Quantitative Third Party Monitoring (TPM) practices explore clearly-defined questions intended to examine relationships between contexts, project features, major events and other variables of interest. Responding to
the need to know ‘what’ and ‘how much’, i-APS teams use robust sampling protocols to gather quantitative data, through surveys and questionnaires that are carefully-structured to provide numerical data that can
be explored statistically, and that yields results that can be generalized. Our Third Party Monitoring (TPM) processes ensure that the information collected is robust, and provides a clear picture of the state of
the assessed issues on the ground.
Assessment of the key qualitative aspects involved in program delivery, especially risks and mitigation measures
The qualitative approach to Third Party Monitoring seeks to answer ‘how’ and ‘why’ a particular change, impact or other phenomenon occurs as it does. i-APS assessments are designed to understand local understandings
of an issue; points of views about a key problem, or perceptions of the benefits of a program; and to unravel the relationships between people, impacts, social processes and their contexts. Our tools reliably collect
non-numerical data that participants express, usually gathered through interviews and group discussions using semi-structured topic guides.
Understanding local perspectives and tracking the quality of stakeholder participation. Assessment of participant complaints and feedback mechanisms, and of levels of satisfaction with delivered outputs
Program managers need to understand stakeholders’ opinions about program or project activities, and their benefits, so as to better adjust these to effectively serve local needs. i-APS integrates qualitative and quantitative
methods by sequencing tools, triangulating findings, and by combining the information that is collected, to provide a full assessment of local points of view. We have found that gaining a proper understanding of
different experiences requires methodological rigor to ensure that M&E systems allow for diverse voices, and avoid bias and extractive processes. As far as needed, our processes foster beneficiary feedback by organizing

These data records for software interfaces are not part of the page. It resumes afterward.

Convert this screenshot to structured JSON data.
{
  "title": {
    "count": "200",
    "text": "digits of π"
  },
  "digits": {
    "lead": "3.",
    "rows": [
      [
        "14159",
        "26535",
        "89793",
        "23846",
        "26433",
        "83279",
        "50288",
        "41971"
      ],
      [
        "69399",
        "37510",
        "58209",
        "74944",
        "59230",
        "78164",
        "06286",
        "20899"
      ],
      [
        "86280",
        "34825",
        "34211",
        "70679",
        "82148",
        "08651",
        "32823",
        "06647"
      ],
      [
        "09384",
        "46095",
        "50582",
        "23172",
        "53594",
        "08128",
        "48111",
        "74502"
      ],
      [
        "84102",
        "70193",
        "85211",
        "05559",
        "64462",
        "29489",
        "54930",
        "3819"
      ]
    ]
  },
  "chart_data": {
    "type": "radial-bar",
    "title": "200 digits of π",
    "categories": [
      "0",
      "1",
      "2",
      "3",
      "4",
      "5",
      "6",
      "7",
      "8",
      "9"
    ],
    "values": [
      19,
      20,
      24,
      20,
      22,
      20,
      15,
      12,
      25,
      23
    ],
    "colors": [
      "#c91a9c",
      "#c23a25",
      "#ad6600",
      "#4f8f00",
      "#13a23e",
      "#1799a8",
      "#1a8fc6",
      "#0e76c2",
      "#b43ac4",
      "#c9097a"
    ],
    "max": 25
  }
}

the information flows between informants and M&E system operators, throughout data management and validation. By doing this, i-APS effectively supports learning about participants’ main concerns, so that your programing
adjustments lead to better targeting, and go on to increase your impacts.
Addressing the needs of different genders and vulnerable groups in M&E processes through sensitivity in data management strategies, aimed at improving the access to program benefits
Most national governments and international donors consider gender relationships and roles, and social vulnerability, to be cross-cutting issues. Almost no intervention is gender-neutral. In response, i-APS methods
seek to ensure, through gender-sensitive M&E, that effective assessments are made of how far a project is achieving goals related to vulnerability reduction and to the improved distribution of benefits according
to gender. Our data collection tools account for gender dimensions to provide feedback on how activities affect various groups of beneficiaries, in order to help identify the necessary adjustments to project activities.
Description of lessons-learned for improved planning; human-interest stories to put a face on impacts; and of best-practices for wider replication
Capturing lessons and best-practices in field-settings through the MEAL approach is vital for increasing the effectiveness of any intervention. i-APS uses advanced methods to describe a best-practice method, technology
or tool, by working out how it functions in a particular context, what processes are used, the benefits of the practice, and how it could be replicable to other situations. To describe a given best-practice, we
use a systematic set of criteria: relevance to problems; level of community and stakeholder participation and ownership; ethical soundness; technical operation and innovation; effectiveness compared to any other
solutions (including cost-effectiveness analysis); adoptability and replicability; and sustainability. Similarly, the i-APS MEAL approach effectively describes the lessons learned through the lifecycle of a program/project
by setting out what went, well, why and for whom. As well, our toolbox includes methods to gather up high-impact cases of significant human interest, including stories and images. Our capacity-building support enables
your personnel to implement lesson-learning, to characterize best-practices that develop through a project lifecycle, and to convincingly profile your most significant changes, as well as aiding the dissemination
of these and their wider application.